Excerpts from a dataset
==*==

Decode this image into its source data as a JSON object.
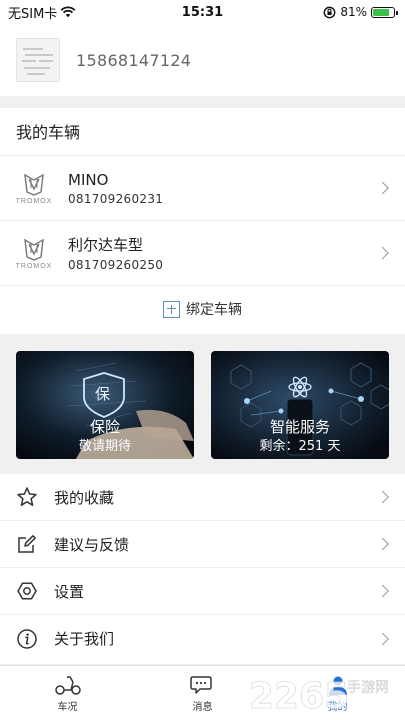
{
  "status_bar": {
    "carrier": "无SIM卡",
    "time": "15:31",
    "battery": "81%",
    "battery_level": 0.81,
    "battery_color": "#3cbf4a"
  },
  "profile": {
    "phone": "15868147124"
  },
  "vehicles": {
    "title": "我的车辆",
    "items": [
      {
        "name": "MINO",
        "id": "081709260231",
        "brand": "TROMOX"
      },
      {
        "name": "利尔达车型",
        "id": "081709260250",
        "brand": "TROMOX"
      }
    ],
    "bind_label": "绑定车辆"
  },
  "cards": [
    {
      "title": "保险",
      "subtitle": "敬请期待",
      "badge": "保"
    },
    {
      "title": "智能服务",
      "subtitle": "剩余：251 天"
    }
  ],
  "menu": [
    {
      "label": "我的收藏",
      "icon": "star-icon"
    },
    {
      "label": "建议与反馈",
      "icon": "edit-icon"
    },
    {
      "label": "设置",
      "icon": "gear-icon"
    },
    {
      "label": "关于我们",
      "icon": "info-icon"
    }
  ],
  "tabs": [
    {
      "label": "车况",
      "icon": "scooter-icon",
      "active": false
    },
    {
      "label": "消息",
      "icon": "chat-icon",
      "active": false
    },
    {
      "label": "我的",
      "icon": "person-icon",
      "active": true
    }
  ],
  "colors": {
    "accent": "#2a6fd6",
    "bind_icon": "#5b8fc7"
  },
  "watermark": {
    "number": "2265",
    "text": "手游网"
  }
}
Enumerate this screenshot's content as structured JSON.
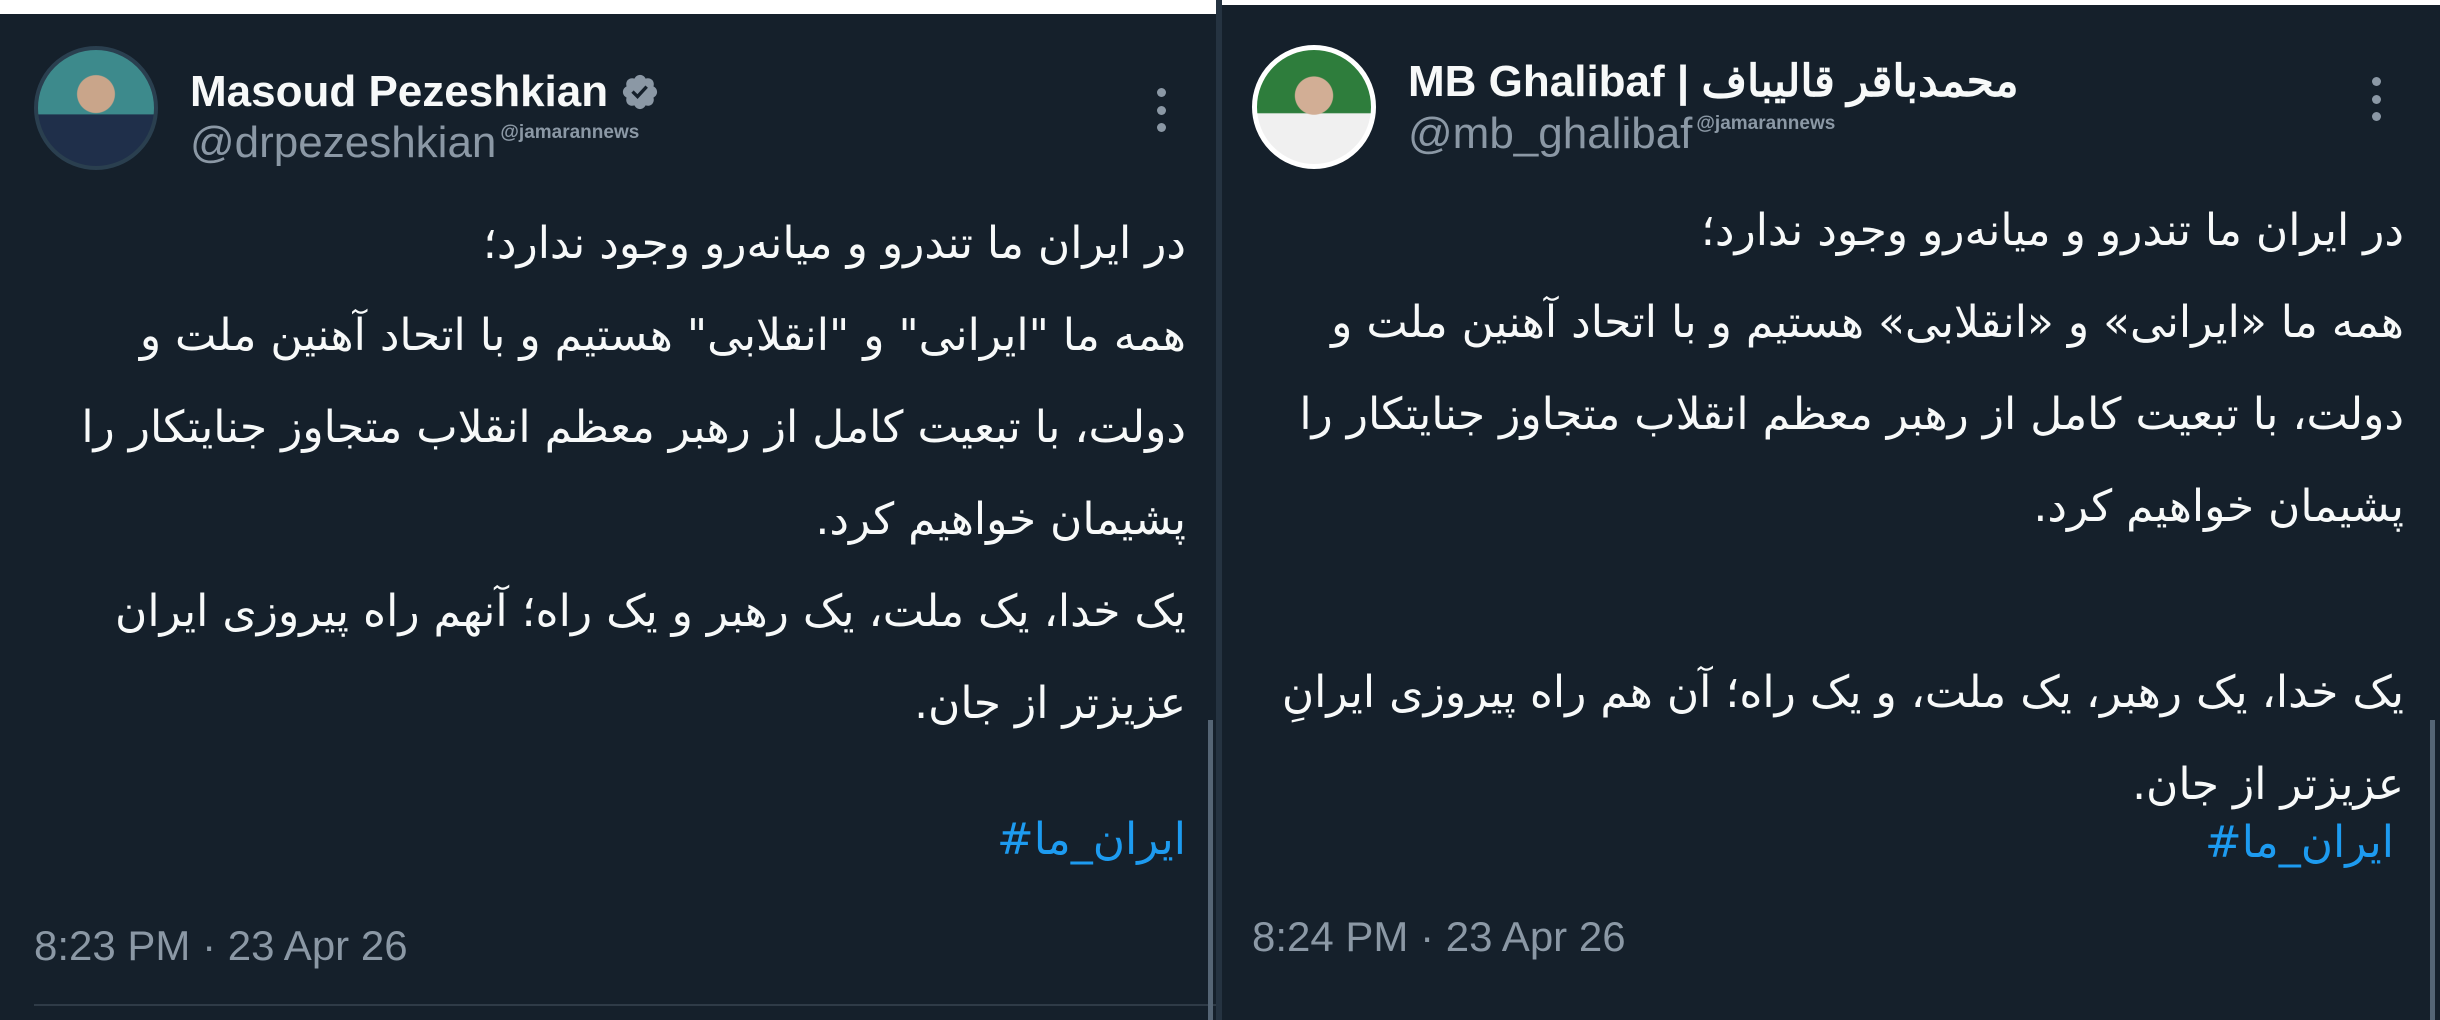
{
  "left": {
    "display_name": "Masoud Pezeshkian",
    "handle": "@drpezeshkian",
    "watermark": "@jamarannews",
    "tweet_lines": [
      "در ایران ما تندرو و میانه‌رو وجود ندارد؛",
      "همه ما \"ایرانی\" و \"انقلابی\" هستیم و با اتحاد آهنین ملت و",
      "دولت، با تبعیت کامل از رهبر معظم انقلاب متجاوز جنایتکار را",
      "پشیمان خواهیم کرد.",
      "یک خدا، یک ملت، یک رهبر و یک راه؛ آنهم راه پیروزی ایران",
      "عزیزتر از جان."
    ],
    "hashtag": "#ایران_ما",
    "timestamp": "8:23 PM · 23 Apr 26"
  },
  "right": {
    "display_name": "MB Ghalibaf | محمدباقر قالیباف",
    "handle": "@mb_ghalibaf",
    "watermark": "@jamarannews",
    "tweet_lines": [
      "در ایران ما تندرو و میانه‌رو وجود ندارد؛",
      "همه ما «ایرانی» و «انقلابی» هستیم و با اتحاد آهنین ملت و",
      "دولت، با تبعیت کامل از رهبر معظم انقلاب متجاوز جنایتکار را",
      "پشیمان خواهیم کرد."
    ],
    "tweet_lines_2": [
      "یک خدا، یک رهبر، یک ملت، و یک راه؛ آن هم راه پیروزی ایرانِ",
      "عزیزتر از جان."
    ],
    "hashtag": "#ایران_ما",
    "timestamp": "8:24 PM · 23 Apr 26"
  },
  "icons": {
    "verified": "verified-badge-icon",
    "more": "more-options-icon"
  },
  "colors": {
    "background": "#15202b",
    "text": "#f7f9f9",
    "secondary": "#8b98a5",
    "link": "#1d9bf0"
  }
}
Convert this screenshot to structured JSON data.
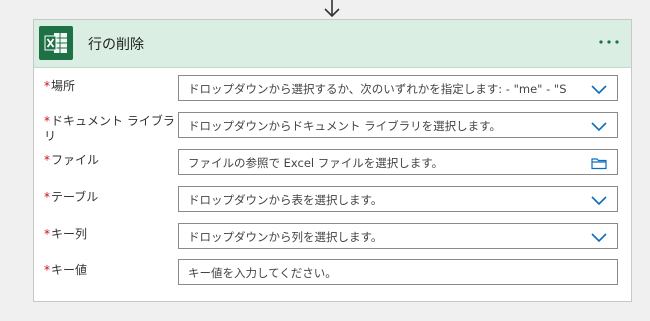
{
  "action": {
    "title": "行の削除",
    "accent_color": "#1e7145",
    "header_bg": "#dbeee3",
    "logo_icon": "excel-icon",
    "more_icon": "ellipsis-icon"
  },
  "fields": [
    {
      "label": "場所",
      "required": "*",
      "placeholder": "ドロップダウンから選択するか、次のいずれかを指定します: - \"me\" - \"S",
      "icon": "chevron-down-icon"
    },
    {
      "label": "ドキュメント ライブラリ",
      "required": "*",
      "placeholder": "ドロップダウンからドキュメント ライブラリを選択します。",
      "icon": "chevron-down-icon"
    },
    {
      "label": "ファイル",
      "required": "*",
      "placeholder": "ファイルの参照で Excel ファイルを選択します。",
      "icon": "folder-icon"
    },
    {
      "label": "テーブル",
      "required": "*",
      "placeholder": "ドロップダウンから表を選択します。",
      "icon": "chevron-down-icon"
    },
    {
      "label": "キー列",
      "required": "*",
      "placeholder": "ドロップダウンから列を選択します。",
      "icon": "chevron-down-icon"
    },
    {
      "label": "キー値",
      "required": "*",
      "placeholder": "キー値を入力してください。",
      "icon": ""
    }
  ]
}
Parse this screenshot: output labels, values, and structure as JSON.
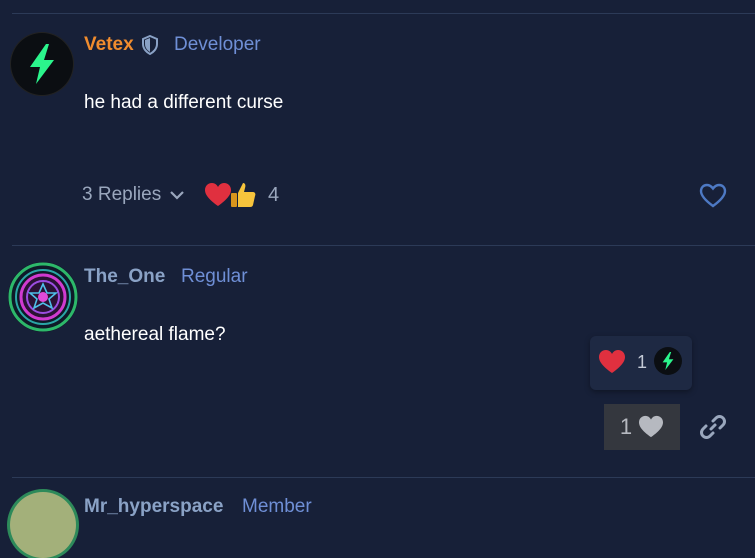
{
  "posts": [
    {
      "username": "Vetex",
      "badge": "Developer",
      "text": "he had a different curse",
      "replies_label": "3 Replies",
      "reaction_count": "4"
    },
    {
      "username": "The_One",
      "badge": "Regular",
      "text": "aethereal flame?",
      "popup_reaction_count": "1",
      "like_count": "1"
    },
    {
      "username": "Mr_hyperspace",
      "badge": "Member"
    }
  ],
  "colors": {
    "background": "#172038",
    "developer_name": "#f08c2e",
    "member_name": "#8aa2c6",
    "badge": "#6f8fd6",
    "heart_red": "#e0303f",
    "bolt_green": "#2bf58c"
  },
  "icons": [
    "shield-icon",
    "chevron-down-icon",
    "heart-icon",
    "thumbs-up-icon",
    "heart-outline-icon",
    "link-icon",
    "bolt-icon"
  ]
}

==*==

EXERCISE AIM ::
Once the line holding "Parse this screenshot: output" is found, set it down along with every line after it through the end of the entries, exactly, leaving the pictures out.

FINAL ANSWER ::
Parse this screenshot: output labels, values, and structure as JSON.
{
  "posts": [
    {
      "username": "Vetex",
      "badge": "Developer",
      "text": "he had a different curse",
      "replies_label": "3 Replies",
      "reaction_count": "4"
    },
    {
      "username": "The_One",
      "badge": "Regular",
      "text": "aethereal flame?",
      "popup_reaction_count": "1",
      "like_count": "1"
    },
    {
      "username": "Mr_hyperspace",
      "badge": "Member"
    }
  ],
  "colors": {
    "background": "#172038",
    "developer_name": "#f08c2e",
    "member_name": "#8aa2c6",
    "badge": "#6f8fd6",
    "heart_red": "#e0303f",
    "bolt_green": "#2bf58c"
  },
  "icons": [
    "shield-icon",
    "chevron-down-icon",
    "heart-icon",
    "thumbs-up-icon",
    "heart-outline-icon",
    "link-icon",
    "bolt-icon"
  ]
}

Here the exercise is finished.